Problem to solve: Retype each entry below, keeping every character the same.
Supplied records Block Start
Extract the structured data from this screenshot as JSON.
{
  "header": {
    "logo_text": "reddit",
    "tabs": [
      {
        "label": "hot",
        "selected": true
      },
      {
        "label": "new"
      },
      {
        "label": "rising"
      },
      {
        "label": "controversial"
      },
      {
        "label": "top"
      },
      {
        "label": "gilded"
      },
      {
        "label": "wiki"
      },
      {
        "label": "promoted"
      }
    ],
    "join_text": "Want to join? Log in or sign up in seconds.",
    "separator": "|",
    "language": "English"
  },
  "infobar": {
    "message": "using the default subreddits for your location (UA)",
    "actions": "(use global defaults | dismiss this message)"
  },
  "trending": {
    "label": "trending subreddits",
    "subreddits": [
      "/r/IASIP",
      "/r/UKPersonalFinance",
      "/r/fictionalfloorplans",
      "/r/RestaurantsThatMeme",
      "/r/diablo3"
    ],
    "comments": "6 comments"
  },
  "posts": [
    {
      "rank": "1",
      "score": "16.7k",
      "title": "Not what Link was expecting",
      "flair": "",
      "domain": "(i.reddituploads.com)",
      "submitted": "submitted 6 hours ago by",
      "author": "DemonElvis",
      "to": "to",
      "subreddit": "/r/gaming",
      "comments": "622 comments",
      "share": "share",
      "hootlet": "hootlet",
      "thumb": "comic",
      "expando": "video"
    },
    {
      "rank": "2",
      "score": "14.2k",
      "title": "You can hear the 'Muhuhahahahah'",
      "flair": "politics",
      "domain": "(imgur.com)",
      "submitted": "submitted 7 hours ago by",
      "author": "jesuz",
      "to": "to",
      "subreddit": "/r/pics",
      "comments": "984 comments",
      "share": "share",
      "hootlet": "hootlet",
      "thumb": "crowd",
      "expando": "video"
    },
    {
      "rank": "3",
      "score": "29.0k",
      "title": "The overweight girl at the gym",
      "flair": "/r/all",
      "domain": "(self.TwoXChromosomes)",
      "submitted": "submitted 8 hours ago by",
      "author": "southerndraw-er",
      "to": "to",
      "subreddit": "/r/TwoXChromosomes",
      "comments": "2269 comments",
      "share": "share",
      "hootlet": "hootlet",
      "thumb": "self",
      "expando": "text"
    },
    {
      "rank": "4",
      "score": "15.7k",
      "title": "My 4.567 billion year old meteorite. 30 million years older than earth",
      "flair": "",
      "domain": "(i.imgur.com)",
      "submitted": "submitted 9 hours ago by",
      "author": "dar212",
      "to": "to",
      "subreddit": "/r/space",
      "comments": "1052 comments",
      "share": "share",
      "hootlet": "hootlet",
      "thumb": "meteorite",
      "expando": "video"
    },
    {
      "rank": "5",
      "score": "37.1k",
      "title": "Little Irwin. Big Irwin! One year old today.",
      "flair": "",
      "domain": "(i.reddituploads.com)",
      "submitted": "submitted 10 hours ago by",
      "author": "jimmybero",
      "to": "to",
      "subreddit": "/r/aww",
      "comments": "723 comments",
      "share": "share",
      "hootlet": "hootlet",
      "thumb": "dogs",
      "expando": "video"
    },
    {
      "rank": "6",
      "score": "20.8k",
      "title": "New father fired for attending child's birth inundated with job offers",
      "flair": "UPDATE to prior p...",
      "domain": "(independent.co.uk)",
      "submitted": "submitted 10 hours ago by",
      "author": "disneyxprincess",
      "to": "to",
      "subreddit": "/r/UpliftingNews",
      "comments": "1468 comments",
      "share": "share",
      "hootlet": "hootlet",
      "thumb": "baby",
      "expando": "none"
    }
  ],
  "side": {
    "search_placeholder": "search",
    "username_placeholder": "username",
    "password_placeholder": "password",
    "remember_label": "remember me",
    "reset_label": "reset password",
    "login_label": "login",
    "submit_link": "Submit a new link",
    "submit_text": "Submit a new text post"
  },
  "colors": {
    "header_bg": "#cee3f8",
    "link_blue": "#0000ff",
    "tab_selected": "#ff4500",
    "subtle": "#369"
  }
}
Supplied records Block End
Output for this task:
Extract the structured data from this screenshot as JSON.
{
  "header": {
    "logo_text": "reddit",
    "tabs": [
      {
        "label": "hot",
        "selected": true
      },
      {
        "label": "new"
      },
      {
        "label": "rising"
      },
      {
        "label": "controversial"
      },
      {
        "label": "top"
      },
      {
        "label": "gilded"
      },
      {
        "label": "wiki"
      },
      {
        "label": "promoted"
      }
    ],
    "join_text": "Want to join? Log in or sign up in seconds.",
    "separator": "|",
    "language": "English"
  },
  "infobar": {
    "message": "using the default subreddits for your location (UA)",
    "actions": "(use global defaults | dismiss this message)"
  },
  "trending": {
    "label": "trending subreddits",
    "subreddits": [
      "/r/IASIP",
      "/r/UKPersonalFinance",
      "/r/fictionalfloorplans",
      "/r/RestaurantsThatMeme",
      "/r/diablo3"
    ],
    "comments": "6 comments"
  },
  "posts": [
    {
      "rank": "1",
      "score": "16.7k",
      "title": "Not what Link was expecting",
      "flair": "",
      "domain": "(i.reddituploads.com)",
      "submitted": "submitted 6 hours ago by",
      "author": "DemonElvis",
      "to": "to",
      "subreddit": "/r/gaming",
      "comments": "622 comments",
      "share": "share",
      "hootlet": "hootlet",
      "thumb": "comic",
      "expando": "video"
    },
    {
      "rank": "2",
      "score": "14.2k",
      "title": "You can hear the 'Muhuhahahahah'",
      "flair": "politics",
      "domain": "(imgur.com)",
      "submitted": "submitted 7 hours ago by",
      "author": "jesuz",
      "to": "to",
      "subreddit": "/r/pics",
      "comments": "984 comments",
      "share": "share",
      "hootlet": "hootlet",
      "thumb": "crowd",
      "expando": "video"
    },
    {
      "rank": "3",
      "score": "29.0k",
      "title": "The overweight girl at the gym",
      "flair": "/r/all",
      "domain": "(self.TwoXChromosomes)",
      "submitted": "submitted 8 hours ago by",
      "author": "southerndraw-er",
      "to": "to",
      "subreddit": "/r/TwoXChromosomes",
      "comments": "2269 comments",
      "share": "share",
      "hootlet": "hootlet",
      "thumb": "self",
      "expando": "text"
    },
    {
      "rank": "4",
      "score": "15.7k",
      "title": "My 4.567 billion year old meteorite. 30 million years older than earth",
      "flair": "",
      "domain": "(i.imgur.com)",
      "submitted": "submitted 9 hours ago by",
      "author": "dar212",
      "to": "to",
      "subreddit": "/r/space",
      "comments": "1052 comments",
      "share": "share",
      "hootlet": "hootlet",
      "thumb": "meteorite",
      "expando": "video"
    },
    {
      "rank": "5",
      "score": "37.1k",
      "title": "Little Irwin. Big Irwin! One year old today.",
      "flair": "",
      "domain": "(i.reddituploads.com)",
      "submitted": "submitted 10 hours ago by",
      "author": "jimmybero",
      "to": "to",
      "subreddit": "/r/aww",
      "comments": "723 comments",
      "share": "share",
      "hootlet": "hootlet",
      "thumb": "dogs",
      "expando": "video"
    },
    {
      "rank": "6",
      "score": "20.8k",
      "title": "New father fired for attending child's birth inundated with job offers",
      "flair": "UPDATE to prior p...",
      "domain": "(independent.co.uk)",
      "submitted": "submitted 10 hours ago by",
      "author": "disneyxprincess",
      "to": "to",
      "subreddit": "/r/UpliftingNews",
      "comments": "1468 comments",
      "share": "share",
      "hootlet": "hootlet",
      "thumb": "baby",
      "expando": "none"
    }
  ],
  "side": {
    "search_placeholder": "search",
    "username_placeholder": "username",
    "password_placeholder": "password",
    "remember_label": "remember me",
    "reset_label": "reset password",
    "login_label": "login",
    "submit_link": "Submit a new link",
    "submit_text": "Submit a new text post"
  },
  "colors": {
    "header_bg": "#cee3f8",
    "link_blue": "#0000ff",
    "tab_selected": "#ff4500",
    "subtle": "#369"
  }
}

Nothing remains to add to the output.